**WORK TO COMPLETE:**
Retype every line of the data, keeping each word exactly.

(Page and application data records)
────────────────────────────────────────
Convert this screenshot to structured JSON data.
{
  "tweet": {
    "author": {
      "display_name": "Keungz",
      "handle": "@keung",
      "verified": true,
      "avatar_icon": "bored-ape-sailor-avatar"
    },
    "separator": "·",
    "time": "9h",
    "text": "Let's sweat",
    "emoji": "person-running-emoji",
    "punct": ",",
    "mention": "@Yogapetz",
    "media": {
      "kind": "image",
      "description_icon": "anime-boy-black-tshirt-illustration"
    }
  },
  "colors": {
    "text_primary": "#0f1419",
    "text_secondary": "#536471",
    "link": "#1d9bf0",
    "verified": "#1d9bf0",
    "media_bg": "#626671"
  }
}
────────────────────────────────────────
**ANSWER AREA:**
Convert this screenshot to structured JSON data.
{
  "tweet": {
    "author": {
      "display_name": "Keungz",
      "handle": "@keung",
      "verified": true,
      "avatar_icon": "bored-ape-sailor-avatar"
    },
    "separator": "·",
    "time": "9h",
    "text": "Let's sweat",
    "emoji": "person-running-emoji",
    "punct": ",",
    "mention": "@Yogapetz",
    "media": {
      "kind": "image",
      "description_icon": "anime-boy-black-tshirt-illustration"
    }
  },
  "colors": {
    "text_primary": "#0f1419",
    "text_secondary": "#536471",
    "link": "#1d9bf0",
    "verified": "#1d9bf0",
    "media_bg": "#626671"
  }
}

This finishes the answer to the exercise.